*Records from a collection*
-- Opening Marker --

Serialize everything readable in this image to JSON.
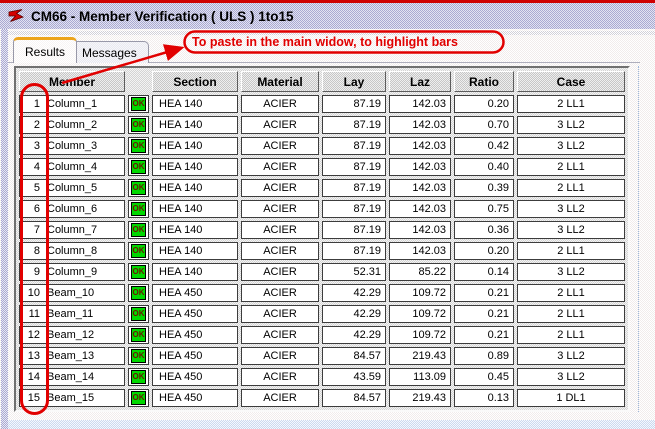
{
  "window": {
    "title": "CM66 - Member Verification ( ULS ) 1to15",
    "icon": "robot-app-icon"
  },
  "tabs": [
    {
      "label": "Results",
      "active": true
    },
    {
      "label": "Messages",
      "active": false
    }
  ],
  "annotation": {
    "text": "To paste in the main widow, to highlight bars",
    "color": "#e10000"
  },
  "table": {
    "columns": [
      "Member",
      "Section",
      "Material",
      "Lay",
      "Laz",
      "Ratio",
      "Case"
    ],
    "rows": [
      {
        "num": "1",
        "name": "Column_1",
        "status": "OK",
        "section": "HEA 140",
        "material": "ACIER",
        "lay": "87.19",
        "laz": "142.03",
        "ratio": "0.20",
        "case": "2 LL1"
      },
      {
        "num": "2",
        "name": "Column_2",
        "status": "OK",
        "section": "HEA 140",
        "material": "ACIER",
        "lay": "87.19",
        "laz": "142.03",
        "ratio": "0.70",
        "case": "3 LL2"
      },
      {
        "num": "3",
        "name": "Column_3",
        "status": "OK",
        "section": "HEA 140",
        "material": "ACIER",
        "lay": "87.19",
        "laz": "142.03",
        "ratio": "0.42",
        "case": "3 LL2"
      },
      {
        "num": "4",
        "name": "Column_4",
        "status": "OK",
        "section": "HEA 140",
        "material": "ACIER",
        "lay": "87.19",
        "laz": "142.03",
        "ratio": "0.40",
        "case": "2 LL1"
      },
      {
        "num": "5",
        "name": "Column_5",
        "status": "OK",
        "section": "HEA 140",
        "material": "ACIER",
        "lay": "87.19",
        "laz": "142.03",
        "ratio": "0.39",
        "case": "2 LL1"
      },
      {
        "num": "6",
        "name": "Column_6",
        "status": "OK",
        "section": "HEA 140",
        "material": "ACIER",
        "lay": "87.19",
        "laz": "142.03",
        "ratio": "0.75",
        "case": "3 LL2"
      },
      {
        "num": "7",
        "name": "Column_7",
        "status": "OK",
        "section": "HEA 140",
        "material": "ACIER",
        "lay": "87.19",
        "laz": "142.03",
        "ratio": "0.36",
        "case": "3 LL2"
      },
      {
        "num": "8",
        "name": "Column_8",
        "status": "OK",
        "section": "HEA 140",
        "material": "ACIER",
        "lay": "87.19",
        "laz": "142.03",
        "ratio": "0.20",
        "case": "2 LL1"
      },
      {
        "num": "9",
        "name": "Column_9",
        "status": "OK",
        "section": "HEA 140",
        "material": "ACIER",
        "lay": "52.31",
        "laz": "85.22",
        "ratio": "0.14",
        "case": "3 LL2"
      },
      {
        "num": "10",
        "name": "Beam_10",
        "status": "OK",
        "section": "HEA 450",
        "material": "ACIER",
        "lay": "42.29",
        "laz": "109.72",
        "ratio": "0.21",
        "case": "2 LL1"
      },
      {
        "num": "11",
        "name": "Beam_11",
        "status": "OK",
        "section": "HEA 450",
        "material": "ACIER",
        "lay": "42.29",
        "laz": "109.72",
        "ratio": "0.21",
        "case": "2 LL1"
      },
      {
        "num": "12",
        "name": "Beam_12",
        "status": "OK",
        "section": "HEA 450",
        "material": "ACIER",
        "lay": "42.29",
        "laz": "109.72",
        "ratio": "0.21",
        "case": "2 LL1"
      },
      {
        "num": "13",
        "name": "Beam_13",
        "status": "OK",
        "section": "HEA 450",
        "material": "ACIER",
        "lay": "84.57",
        "laz": "219.43",
        "ratio": "0.89",
        "case": "3 LL2"
      },
      {
        "num": "14",
        "name": "Beam_14",
        "status": "OK",
        "section": "HEA 450",
        "material": "ACIER",
        "lay": "43.59",
        "laz": "113.09",
        "ratio": "0.45",
        "case": "3 LL2"
      },
      {
        "num": "15",
        "name": "Beam_15",
        "status": "OK",
        "section": "HEA 450",
        "material": "ACIER",
        "lay": "84.57",
        "laz": "219.43",
        "ratio": "0.13",
        "case": "1 DL1"
      }
    ]
  },
  "colors": {
    "annotation_red": "#e10000",
    "ok_green": "#00d800",
    "tab_accent_orange": "#eca41c",
    "titlebar_lavender": "#a9a9d2",
    "top_border_red": "#cf0000"
  }
}
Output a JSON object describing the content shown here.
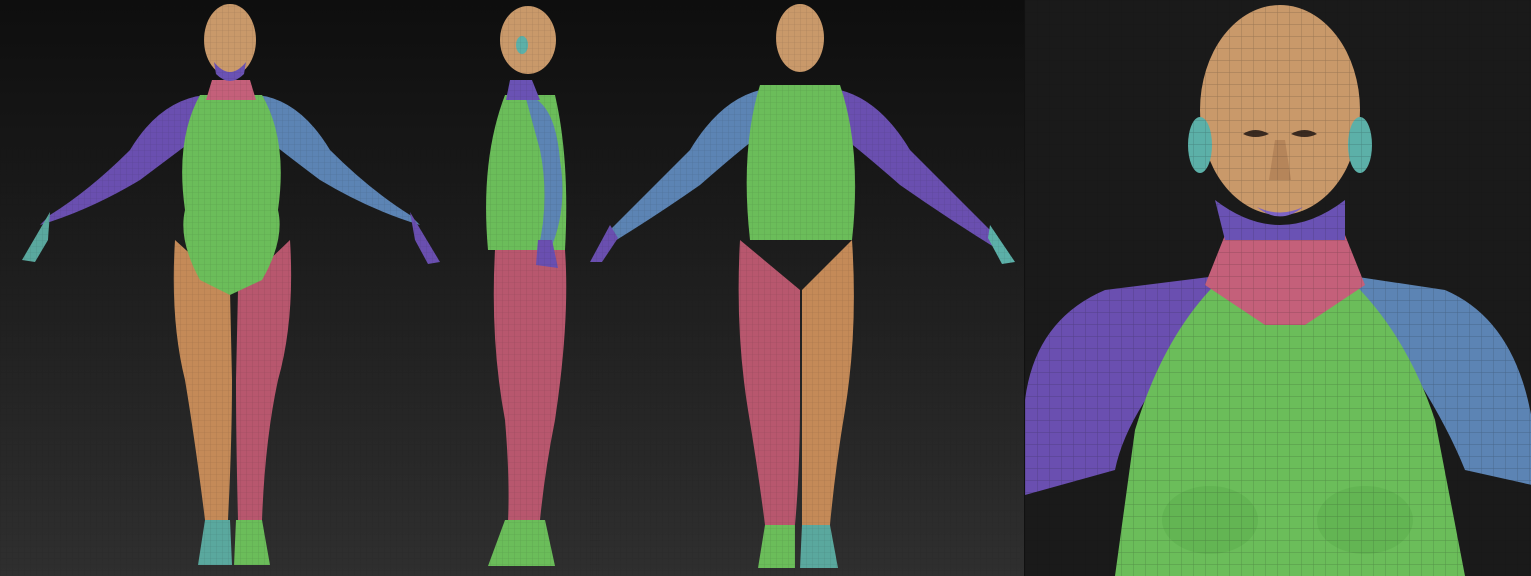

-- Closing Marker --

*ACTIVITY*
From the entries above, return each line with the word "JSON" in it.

*OUTPUT OF THE EXERCISE*
Serialize everything readable in this image to JSON.
Output a JSON object describing the content shown here.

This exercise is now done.